§ **What is needed**
Please work out the number of lines in the following material that include "caption", and reply with only that number.
Data provided below:
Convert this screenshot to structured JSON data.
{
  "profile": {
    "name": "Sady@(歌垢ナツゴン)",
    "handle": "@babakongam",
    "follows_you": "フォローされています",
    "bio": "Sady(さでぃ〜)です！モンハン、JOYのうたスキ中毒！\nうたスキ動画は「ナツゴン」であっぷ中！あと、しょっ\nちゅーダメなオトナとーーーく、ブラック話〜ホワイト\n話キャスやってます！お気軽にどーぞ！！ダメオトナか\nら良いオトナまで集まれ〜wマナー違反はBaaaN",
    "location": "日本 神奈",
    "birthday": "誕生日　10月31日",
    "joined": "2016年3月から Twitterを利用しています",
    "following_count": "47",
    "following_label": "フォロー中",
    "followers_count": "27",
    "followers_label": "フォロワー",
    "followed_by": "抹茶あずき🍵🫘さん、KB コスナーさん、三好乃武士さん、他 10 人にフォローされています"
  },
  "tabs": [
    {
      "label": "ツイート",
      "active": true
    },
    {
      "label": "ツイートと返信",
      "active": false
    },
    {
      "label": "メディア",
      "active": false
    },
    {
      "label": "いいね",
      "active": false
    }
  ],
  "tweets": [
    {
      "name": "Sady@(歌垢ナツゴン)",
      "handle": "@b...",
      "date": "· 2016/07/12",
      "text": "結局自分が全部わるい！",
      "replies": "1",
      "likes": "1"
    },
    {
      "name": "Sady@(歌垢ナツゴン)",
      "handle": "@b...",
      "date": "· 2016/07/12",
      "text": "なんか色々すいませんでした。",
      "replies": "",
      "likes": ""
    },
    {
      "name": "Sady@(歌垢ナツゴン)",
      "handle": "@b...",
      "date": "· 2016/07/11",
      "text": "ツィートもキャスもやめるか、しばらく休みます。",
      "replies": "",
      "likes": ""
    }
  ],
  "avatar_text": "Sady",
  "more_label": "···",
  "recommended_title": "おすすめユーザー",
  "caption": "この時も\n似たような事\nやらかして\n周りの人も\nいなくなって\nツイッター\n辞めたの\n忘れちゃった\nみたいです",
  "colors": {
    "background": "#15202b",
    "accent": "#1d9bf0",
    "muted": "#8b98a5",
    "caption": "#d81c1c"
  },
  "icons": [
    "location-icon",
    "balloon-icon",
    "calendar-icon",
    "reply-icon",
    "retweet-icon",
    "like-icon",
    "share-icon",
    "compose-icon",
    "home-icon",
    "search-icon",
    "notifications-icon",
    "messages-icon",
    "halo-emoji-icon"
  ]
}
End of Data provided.
§ **Solved problem**
2